“We are trying to make the best of a bad situation and are exploring all avenues. They [Helical Bar] want to maximise their return on the ground and they wish to take occupation within a couple of years. But they are not trying to bully us into anything, and I won’t proceed without a consensus.”
Masters added that he had talked to a couple of Football League clubs about ground-sharing for City’s first team, including Plymouth Argyle, but no decision had yet been made. He has also spoken to Cornish clubs to find a home for the club’s reserves, ladies and youth teams.
Masters said there was no nearby ground capable of hosting the first team, who will in all probability be playing Southern League football next season. He added: “Any move would be for a defined period and be legally binding. It has to be approved by everyone, including the football authorities.”
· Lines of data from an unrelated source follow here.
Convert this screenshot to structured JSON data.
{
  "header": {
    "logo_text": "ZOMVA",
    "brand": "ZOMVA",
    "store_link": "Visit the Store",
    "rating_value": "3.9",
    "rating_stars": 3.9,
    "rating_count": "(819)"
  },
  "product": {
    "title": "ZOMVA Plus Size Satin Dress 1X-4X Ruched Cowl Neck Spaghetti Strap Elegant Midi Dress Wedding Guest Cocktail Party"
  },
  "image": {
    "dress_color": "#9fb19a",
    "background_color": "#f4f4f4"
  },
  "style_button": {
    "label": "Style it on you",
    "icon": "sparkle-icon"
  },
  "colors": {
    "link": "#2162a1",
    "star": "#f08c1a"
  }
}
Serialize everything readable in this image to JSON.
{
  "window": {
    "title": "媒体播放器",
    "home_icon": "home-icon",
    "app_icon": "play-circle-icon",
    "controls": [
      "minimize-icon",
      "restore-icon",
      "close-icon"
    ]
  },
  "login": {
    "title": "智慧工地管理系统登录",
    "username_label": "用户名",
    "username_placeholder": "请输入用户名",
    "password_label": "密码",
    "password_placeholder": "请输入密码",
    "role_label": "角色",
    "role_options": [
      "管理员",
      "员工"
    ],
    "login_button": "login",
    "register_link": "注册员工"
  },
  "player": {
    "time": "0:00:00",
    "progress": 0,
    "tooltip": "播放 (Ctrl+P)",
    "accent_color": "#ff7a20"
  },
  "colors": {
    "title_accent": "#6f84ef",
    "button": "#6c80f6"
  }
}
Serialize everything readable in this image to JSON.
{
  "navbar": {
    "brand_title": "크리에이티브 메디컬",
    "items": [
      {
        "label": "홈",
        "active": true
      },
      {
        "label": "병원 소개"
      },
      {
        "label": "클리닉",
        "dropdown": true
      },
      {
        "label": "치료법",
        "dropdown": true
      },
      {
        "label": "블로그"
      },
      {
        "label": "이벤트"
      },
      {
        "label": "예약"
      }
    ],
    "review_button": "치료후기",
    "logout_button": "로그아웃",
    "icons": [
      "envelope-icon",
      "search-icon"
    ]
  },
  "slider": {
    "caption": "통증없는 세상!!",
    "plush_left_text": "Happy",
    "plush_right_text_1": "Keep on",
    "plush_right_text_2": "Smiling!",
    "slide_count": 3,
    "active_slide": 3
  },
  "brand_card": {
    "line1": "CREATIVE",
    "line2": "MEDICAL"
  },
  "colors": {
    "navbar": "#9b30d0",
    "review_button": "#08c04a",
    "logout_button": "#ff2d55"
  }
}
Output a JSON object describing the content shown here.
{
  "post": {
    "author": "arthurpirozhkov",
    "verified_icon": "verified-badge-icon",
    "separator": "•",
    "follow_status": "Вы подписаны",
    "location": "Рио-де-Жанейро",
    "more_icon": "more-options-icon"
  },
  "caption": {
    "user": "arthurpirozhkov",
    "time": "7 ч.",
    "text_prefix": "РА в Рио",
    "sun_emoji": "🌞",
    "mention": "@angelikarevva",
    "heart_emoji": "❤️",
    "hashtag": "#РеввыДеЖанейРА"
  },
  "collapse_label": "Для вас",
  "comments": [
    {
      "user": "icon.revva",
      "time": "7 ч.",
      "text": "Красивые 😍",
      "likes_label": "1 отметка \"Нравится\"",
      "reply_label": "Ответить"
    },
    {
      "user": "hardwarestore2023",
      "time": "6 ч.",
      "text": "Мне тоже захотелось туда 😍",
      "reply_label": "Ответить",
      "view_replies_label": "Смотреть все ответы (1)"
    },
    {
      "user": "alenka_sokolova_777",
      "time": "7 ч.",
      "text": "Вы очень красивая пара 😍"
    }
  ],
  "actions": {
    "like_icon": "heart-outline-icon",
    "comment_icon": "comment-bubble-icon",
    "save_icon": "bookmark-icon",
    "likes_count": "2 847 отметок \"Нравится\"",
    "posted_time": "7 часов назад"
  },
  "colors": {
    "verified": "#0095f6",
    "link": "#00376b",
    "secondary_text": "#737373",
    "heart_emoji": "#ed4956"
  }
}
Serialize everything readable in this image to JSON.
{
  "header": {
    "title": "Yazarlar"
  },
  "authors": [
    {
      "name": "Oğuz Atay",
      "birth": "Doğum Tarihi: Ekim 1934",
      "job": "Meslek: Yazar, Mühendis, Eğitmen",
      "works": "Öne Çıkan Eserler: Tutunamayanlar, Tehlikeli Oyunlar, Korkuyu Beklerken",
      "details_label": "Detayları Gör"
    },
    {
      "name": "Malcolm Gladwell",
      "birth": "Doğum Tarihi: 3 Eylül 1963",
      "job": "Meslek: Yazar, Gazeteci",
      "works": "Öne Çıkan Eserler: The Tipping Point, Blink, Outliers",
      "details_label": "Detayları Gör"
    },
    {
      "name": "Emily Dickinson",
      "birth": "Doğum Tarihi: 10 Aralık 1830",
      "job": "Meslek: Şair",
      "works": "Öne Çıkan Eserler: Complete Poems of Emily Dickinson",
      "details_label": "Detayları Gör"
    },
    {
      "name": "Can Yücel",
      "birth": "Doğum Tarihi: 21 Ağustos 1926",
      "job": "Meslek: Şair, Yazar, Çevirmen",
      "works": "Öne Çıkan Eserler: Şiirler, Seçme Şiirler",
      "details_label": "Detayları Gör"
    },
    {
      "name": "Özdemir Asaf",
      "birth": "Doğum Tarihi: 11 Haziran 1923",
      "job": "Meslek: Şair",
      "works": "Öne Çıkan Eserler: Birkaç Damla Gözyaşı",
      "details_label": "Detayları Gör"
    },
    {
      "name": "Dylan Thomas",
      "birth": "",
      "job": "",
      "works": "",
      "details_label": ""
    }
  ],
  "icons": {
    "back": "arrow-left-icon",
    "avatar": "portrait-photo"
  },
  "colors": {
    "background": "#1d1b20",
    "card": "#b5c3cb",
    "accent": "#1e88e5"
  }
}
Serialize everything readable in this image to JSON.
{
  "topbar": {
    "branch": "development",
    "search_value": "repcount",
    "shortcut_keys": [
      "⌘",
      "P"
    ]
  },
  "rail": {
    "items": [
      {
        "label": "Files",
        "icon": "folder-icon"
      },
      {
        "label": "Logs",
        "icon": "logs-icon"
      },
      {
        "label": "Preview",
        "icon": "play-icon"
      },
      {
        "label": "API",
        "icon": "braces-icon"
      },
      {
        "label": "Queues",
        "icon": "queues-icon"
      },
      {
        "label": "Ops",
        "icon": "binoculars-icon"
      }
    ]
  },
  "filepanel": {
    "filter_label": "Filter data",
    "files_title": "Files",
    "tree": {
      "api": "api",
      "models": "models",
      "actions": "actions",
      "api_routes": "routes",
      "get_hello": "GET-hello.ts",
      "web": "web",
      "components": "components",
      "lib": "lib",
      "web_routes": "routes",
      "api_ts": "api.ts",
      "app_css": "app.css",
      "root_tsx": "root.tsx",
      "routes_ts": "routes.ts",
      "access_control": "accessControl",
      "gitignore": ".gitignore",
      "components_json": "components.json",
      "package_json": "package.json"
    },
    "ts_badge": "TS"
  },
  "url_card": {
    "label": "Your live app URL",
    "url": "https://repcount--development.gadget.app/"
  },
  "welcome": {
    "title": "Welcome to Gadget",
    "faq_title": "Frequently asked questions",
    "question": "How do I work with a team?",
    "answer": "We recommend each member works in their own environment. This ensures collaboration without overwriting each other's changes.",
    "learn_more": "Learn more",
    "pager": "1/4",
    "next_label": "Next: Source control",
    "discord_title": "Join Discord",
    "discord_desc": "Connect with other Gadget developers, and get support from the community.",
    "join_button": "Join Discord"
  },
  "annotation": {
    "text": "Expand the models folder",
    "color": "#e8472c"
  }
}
Masters said any move away from Treyew Road would be accompanied by a legally binding agreement to ensure the club would have a new home, possibly at Threemilestone on land earmarked for a Stadium for Cornwall. The developers would help with the club’s operating costs if they moved and would also help finance a new ground, which could possibly involve ground sharing with Cornish Pirates rugby club.